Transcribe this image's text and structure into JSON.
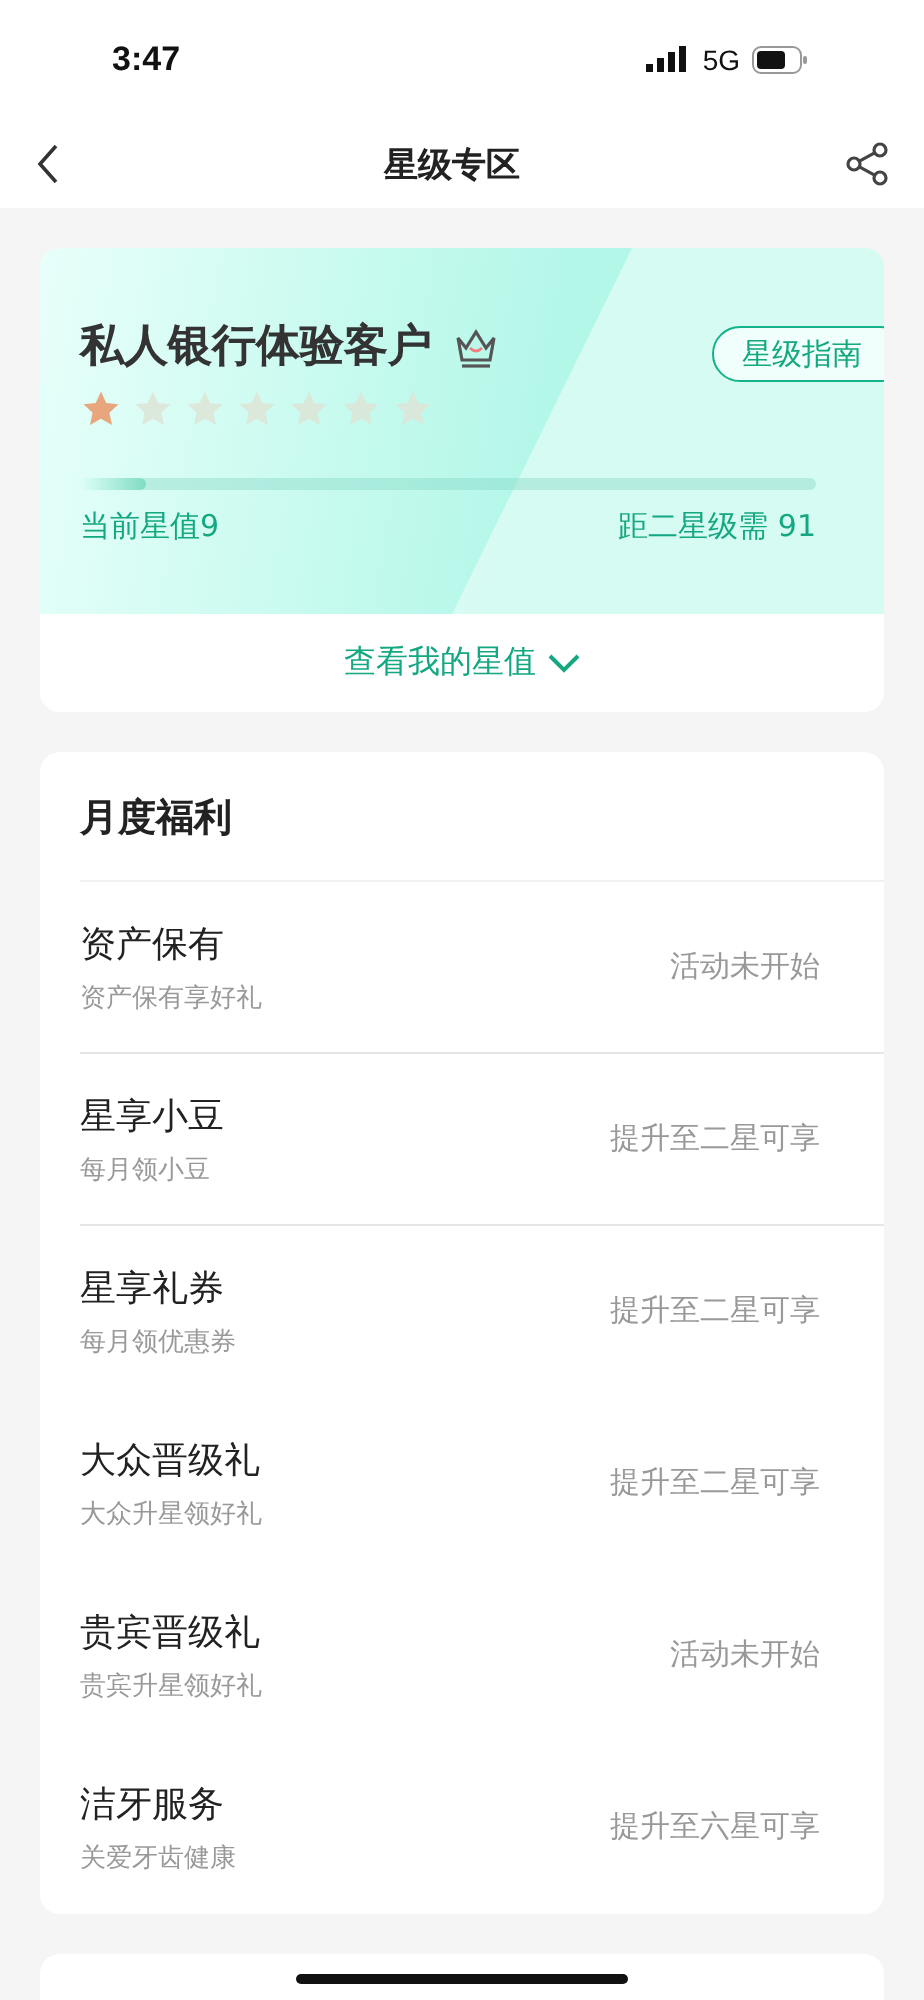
{
  "status_bar": {
    "time": "3:47",
    "network": "5G"
  },
  "nav": {
    "title": "星级专区"
  },
  "star_card": {
    "title": "私人银行体验客户",
    "guide_button": "星级指南",
    "stars": 1,
    "level": 0.09,
    "current_value": "当前星值9",
    "next_level": "距二星级需 91",
    "expand_link": "查看我的星值"
  },
  "benefits": {
    "title": "月度福利",
    "items": [
      {
        "name": "资产保有",
        "desc": "资产保有享好礼",
        "status": "活动未开始",
        "divider": true
      },
      {
        "name": "星享小豆",
        "desc": "每月领小豆",
        "status": "提升至二星可享",
        "divider": true
      },
      {
        "name": "星享礼券",
        "desc": "每月领优惠券",
        "status": "提升至二星可享",
        "divider": false
      },
      {
        "name": "大众晋级礼",
        "desc": "大众升星领好礼",
        "status": "提升至二星可享",
        "divider": false
      },
      {
        "name": "贵宾晋级礼",
        "desc": "贵宾升星领好礼",
        "status": "活动未开始",
        "divider": false
      },
      {
        "name": "洁牙服务",
        "desc": "关爱牙齿健康",
        "status": "提升至六星可享",
        "divider": false
      }
    ]
  }
}
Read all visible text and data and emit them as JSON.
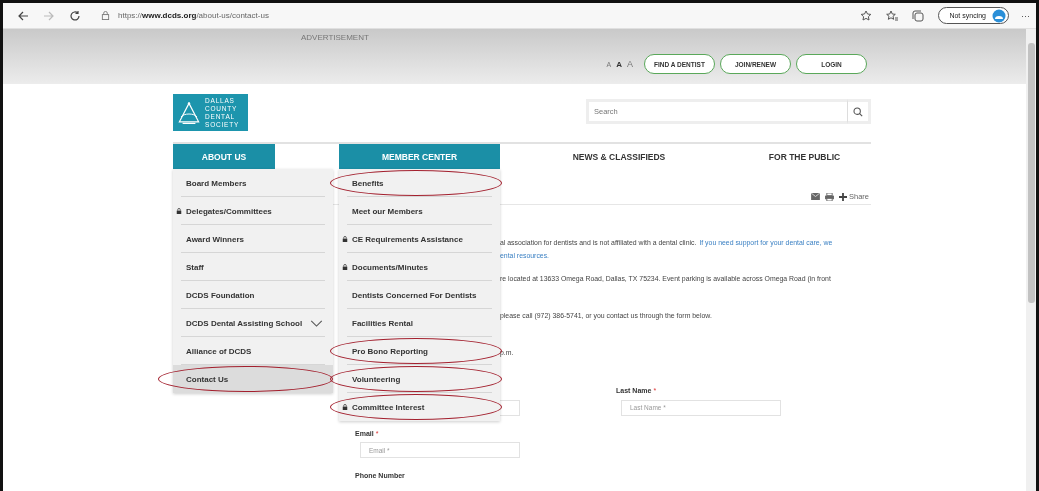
{
  "browser": {
    "url": "https://**www.dcds.org**/about-us/contact-us",
    "sync_button": "Not syncing",
    "more": "···"
  },
  "header": {
    "advertisement": "ADVERTISEMENT",
    "font_sizes": [
      "A",
      "A",
      "A"
    ],
    "buttons": [
      "FIND A DENTIST",
      "JOIN/RENEW",
      "LOGIN"
    ]
  },
  "logo": {
    "lines": [
      "DALLAS",
      "COUNTY",
      "DENTAL",
      "SOCIETY"
    ]
  },
  "search": {
    "placeholder": "Search"
  },
  "nav": [
    {
      "label": "ABOUT US",
      "expanded": true,
      "menu": [
        {
          "label": "Board Members",
          "locked": false,
          "has_submenu": false,
          "selected": false,
          "circled": false
        },
        {
          "label": "Delegates/Committees",
          "locked": true,
          "has_submenu": false,
          "selected": false,
          "circled": false
        },
        {
          "label": "Award Winners",
          "locked": false,
          "has_submenu": false,
          "selected": false,
          "circled": false
        },
        {
          "label": "Staff",
          "locked": false,
          "has_submenu": false,
          "selected": false,
          "circled": false
        },
        {
          "label": "DCDS Foundation",
          "locked": false,
          "has_submenu": false,
          "selected": false,
          "circled": false
        },
        {
          "label": "DCDS Dental Assisting School",
          "locked": false,
          "has_submenu": true,
          "selected": false,
          "circled": false
        },
        {
          "label": "Alliance of DCDS",
          "locked": false,
          "has_submenu": false,
          "selected": false,
          "circled": false
        },
        {
          "label": "Contact Us",
          "locked": false,
          "has_submenu": false,
          "selected": true,
          "circled": true
        }
      ]
    },
    {
      "label": "MEMBER CENTER",
      "expanded": true,
      "menu": [
        {
          "label": "Benefits",
          "locked": false,
          "has_submenu": false,
          "selected": false,
          "circled": true
        },
        {
          "label": "Meet our Members",
          "locked": false,
          "has_submenu": false,
          "selected": false,
          "circled": false
        },
        {
          "label": "CE Requirements Assistance",
          "locked": true,
          "has_submenu": false,
          "selected": false,
          "circled": false
        },
        {
          "label": "Documents/Minutes",
          "locked": true,
          "has_submenu": false,
          "selected": false,
          "circled": false
        },
        {
          "label": "Dentists Concerned For Dentists",
          "locked": false,
          "has_submenu": false,
          "selected": false,
          "circled": false
        },
        {
          "label": "Facilities Rental",
          "locked": false,
          "has_submenu": false,
          "selected": false,
          "circled": false
        },
        {
          "label": "Pro Bono Reporting",
          "locked": false,
          "has_submenu": false,
          "selected": false,
          "circled": true
        },
        {
          "label": "Volunteering",
          "locked": false,
          "has_submenu": false,
          "selected": false,
          "circled": true
        },
        {
          "label": "Committee Interest",
          "locked": true,
          "has_submenu": false,
          "selected": false,
          "circled": true
        }
      ]
    },
    {
      "label": "NEWS & CLASSIFIEDS",
      "expanded": false
    },
    {
      "label": "FOR THE PUBLIC",
      "expanded": false
    }
  ],
  "share": {
    "label": "Share"
  },
  "paragraphs": [
    [
      [
        {
          "text": "al association for dentists and is not affiliated with a dental clinic.",
          "kind": "text"
        },
        {
          "text": "If you need support for your dental care, we",
          "kind": "link"
        }
      ],
      [
        {
          "text": "ental resources.",
          "kind": "link"
        }
      ]
    ],
    [
      [
        {
          "text": "re located at 13633 Omega Road, Dallas, TX 75234. Event parking is available across Omega Road (in front",
          "kind": "text"
        }
      ]
    ],
    [
      [
        {
          "text": "please call (972) 386-5741, or you contact us through the form below.",
          "kind": "text"
        }
      ]
    ],
    [
      [
        {
          "text": "p.m.",
          "kind": "text"
        }
      ]
    ]
  ],
  "form": [
    {
      "kind": "field"
    },
    {
      "kind": "field",
      "label": "Last Name",
      "required_mark": "*",
      "placeholder": "Last Name *"
    },
    {
      "kind": "field",
      "label": "Email",
      "required_mark": "*",
      "placeholder": "Email *"
    },
    {
      "kind": "label",
      "label": "Phone Number"
    }
  ]
}
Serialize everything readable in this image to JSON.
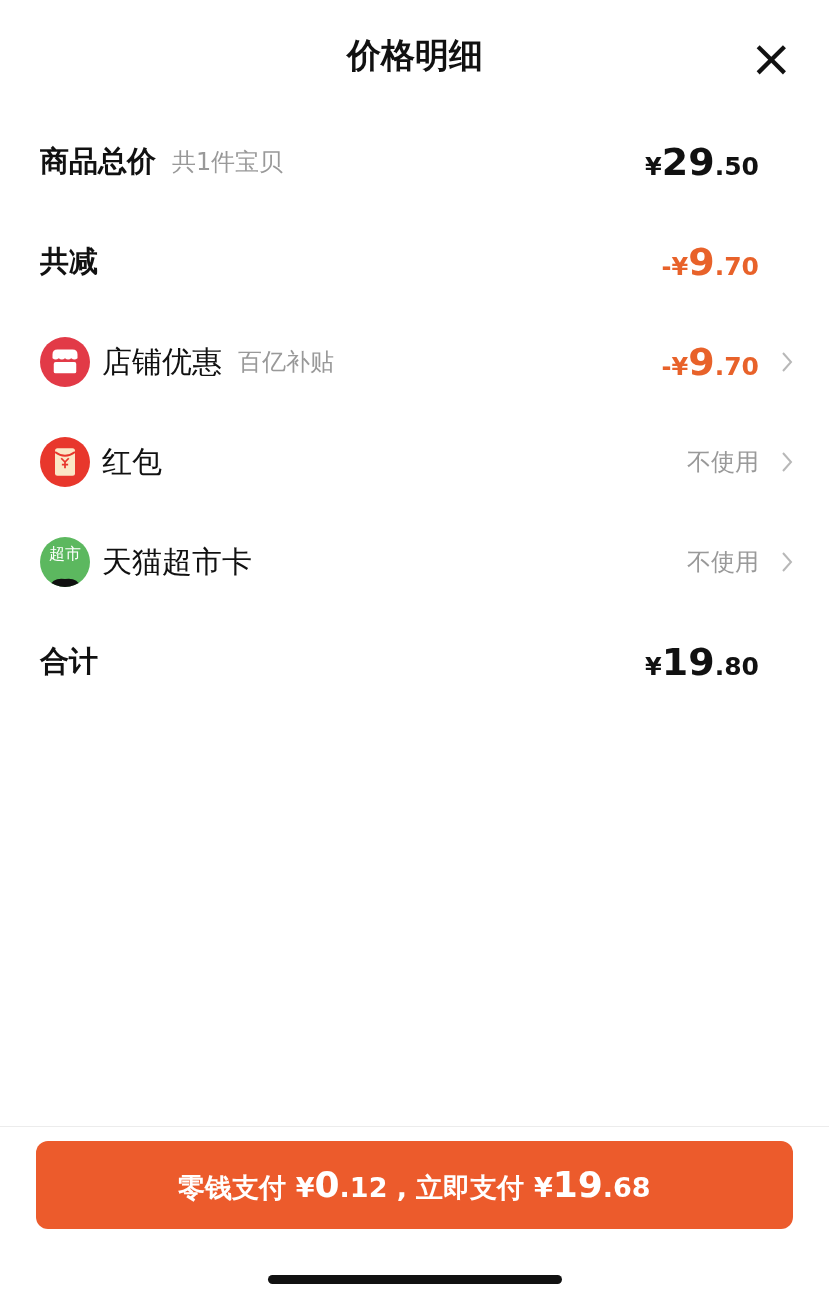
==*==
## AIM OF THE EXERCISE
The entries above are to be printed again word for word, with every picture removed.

## ANSWER FOR THIS EXERCISE
Transcribe this image's text and structure into JSON.
{
  "status_bar": {
    "time": "3:47",
    "network": "5G"
  },
  "nav": {
    "title": "星级专区"
  },
  "star_card": {
    "title": "私人银行体验客户",
    "guide_button": "星级指南",
    "stars": 1,
    "level": 0.09,
    "current_value": "当前星值9",
    "next_level": "距二星级需 91",
    "expand_link": "查看我的星值"
  },
  "benefits": {
    "title": "月度福利",
    "items": [
      {
        "name": "资产保有",
        "desc": "资产保有享好礼",
        "status": "活动未开始",
        "divider": true
      },
      {
        "name": "星享小豆",
        "desc": "每月领小豆",
        "status": "提升至二星可享",
        "divider": true
      },
      {
        "name": "星享礼券",
        "desc": "每月领优惠券",
        "status": "提升至二星可享",
        "divider": false
      },
      {
        "name": "大众晋级礼",
        "desc": "大众升星领好礼",
        "status": "提升至二星可享",
        "divider": false
      },
      {
        "name": "贵宾晋级礼",
        "desc": "贵宾升星领好礼",
        "status": "活动未开始",
        "divider": false
      },
      {
        "name": "洁牙服务",
        "desc": "关爱牙齿健康",
        "status": "提升至六星可享",
        "divider": false
      }
    ]
  }
}
Read all visible text and data and emit them as JSON.
{
  "browser": {
    "url": "https://**www.dcds.org**/about-us/contact-us",
    "sync_button": "Not syncing",
    "more": "···"
  },
  "header": {
    "advertisement": "ADVERTISEMENT",
    "font_sizes": [
      "A",
      "A",
      "A"
    ],
    "buttons": [
      "FIND A DENTIST",
      "JOIN/RENEW",
      "LOGIN"
    ]
  },
  "logo": {
    "lines": [
      "DALLAS",
      "COUNTY",
      "DENTAL",
      "SOCIETY"
    ]
  },
  "search": {
    "placeholder": "Search"
  },
  "nav": [
    {
      "label": "ABOUT US",
      "expanded": true,
      "menu": [
        {
          "label": "Board Members",
          "locked": false,
          "has_submenu": false,
          "selected": false,
          "circled": false
        },
        {
          "label": "Delegates/Committees",
          "locked": true,
          "has_submenu": false,
          "selected": false,
          "circled": false
        },
        {
          "label": "Award Winners",
          "locked": false,
          "has_submenu": false,
          "selected": false,
          "circled": false
        },
        {
          "label": "Staff",
          "locked": false,
          "has_submenu": false,
          "selected": false,
          "circled": false
        },
        {
          "label": "DCDS Foundation",
          "locked": false,
          "has_submenu": false,
          "selected": false,
          "circled": false
        },
        {
          "label": "DCDS Dental Assisting School",
          "locked": false,
          "has_submenu": true,
          "selected": false,
          "circled": false
        },
        {
          "label": "Alliance of DCDS",
          "locked": false,
          "has_submenu": false,
          "selected": false,
          "circled": false
        },
        {
          "label": "Contact Us",
          "locked": false,
          "has_submenu": false,
          "selected": true,
          "circled": true
        }
      ]
    },
    {
      "label": "MEMBER CENTER",
      "expanded": true,
      "menu": [
        {
          "label": "Benefits",
          "locked": false,
          "has_submenu": false,
          "selected": false,
          "circled": true
        },
        {
          "label": "Meet our Members",
          "locked": false,
          "has_submenu": false,
          "selected": false,
          "circled": false
        },
        {
          "label": "CE Requirements Assistance",
          "locked": true,
          "has_submenu": false,
          "selected": false,
          "circled": false
        },
        {
          "label": "Documents/Minutes",
          "locked": true,
          "has_submenu": false,
          "selected": false,
          "circled": false
        },
        {
          "label": "Dentists Concerned For Dentists",
          "locked": false,
          "has_submenu": false,
          "selected": false,
          "circled": false
        },
        {
          "label": "Facilities Rental",
          "locked": false,
          "has_submenu": false,
          "selected": false,
          "circled": false
        },
        {
          "label": "Pro Bono Reporting",
          "locked": false,
          "has_submenu": false,
          "selected": false,
          "circled": true
        },
        {
          "label": "Volunteering",
          "locked": false,
          "has_submenu": false,
          "selected": false,
          "circled": true
        },
        {
          "label": "Committee Interest",
          "locked": true,
          "has_submenu": false,
          "selected": false,
          "circled": true
        }
      ]
    },
    {
      "label": "NEWS & CLASSIFIEDS",
      "expanded": false
    },
    {
      "label": "FOR THE PUBLIC",
      "expanded": false
    }
  ],
  "share": {
    "label": "Share"
  },
  "paragraphs": [
    [
      [
        {
          "text": "al association for dentists and is not affiliated with a dental clinic.",
          "kind": "text"
        },
        {
          "text": "If you need support for your dental care, we",
          "kind": "link"
        }
      ],
      [
        {
          "text": "ental resources.",
          "kind": "link"
        }
      ]
    ],
    [
      [
        {
          "text": "re located at 13633 Omega Road, Dallas, TX 75234. Event parking is available across Omega Road (in front",
          "kind": "text"
        }
      ]
    ],
    [
      [
        {
          "text": "please call (972) 386-5741, or you contact us through the form below.",
          "kind": "text"
        }
      ]
    ],
    [
      [
        {
          "text": "p.m.",
          "kind": "text"
        }
      ]
    ]
  ],
  "form": [
    {
      "kind": "field"
    },
    {
      "kind": "field",
      "label": "Last Name",
      "required_mark": "*",
      "placeholder": "Last Name *"
    },
    {
      "kind": "field",
      "label": "Email",
      "required_mark": "*",
      "placeholder": "Email *"
    },
    {
      "kind": "label",
      "label": "Phone Number"
    }
  ]
}
Serialize everything readable in this image to JSON.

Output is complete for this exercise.